Page and application data records:
+-------+

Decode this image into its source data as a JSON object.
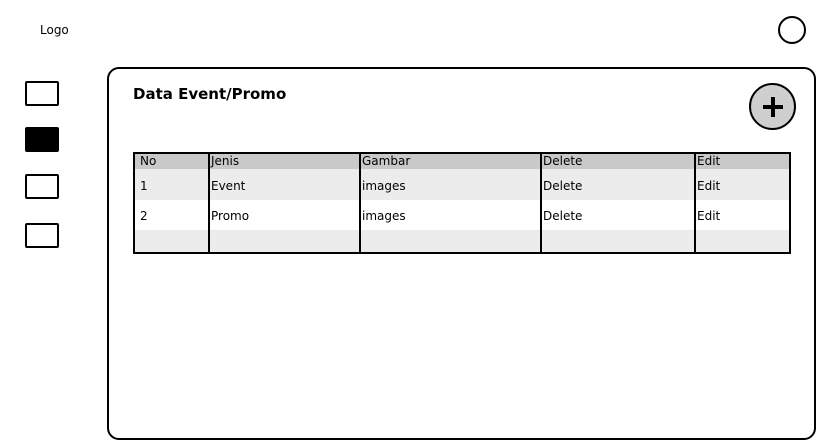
{
  "header": {
    "logo": "Logo"
  },
  "sidebar": {
    "items": [
      {
        "name": "nav-item-1",
        "active": false
      },
      {
        "name": "nav-item-2",
        "active": true
      },
      {
        "name": "nav-item-3",
        "active": false
      },
      {
        "name": "nav-item-4",
        "active": false
      }
    ]
  },
  "main": {
    "title": "Data Event/Promo",
    "add_button_icon": "plus-icon",
    "table": {
      "columns": [
        "No",
        "Jenis",
        "Gambar",
        "Delete",
        "Edit"
      ],
      "rows": [
        [
          "1",
          "Event",
          "images",
          "Delete",
          "Edit"
        ],
        [
          "2",
          "Promo",
          "images",
          "Delete",
          "Edit"
        ],
        [
          "",
          "",
          "",
          "",
          ""
        ]
      ]
    }
  }
}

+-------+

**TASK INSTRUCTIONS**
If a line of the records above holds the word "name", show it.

**EXERCISE OUTPUT**
        "name": "nav-item-1",
        "name": "nav-item-2",
        "name": "nav-item-3",
        "name": "nav-item-4",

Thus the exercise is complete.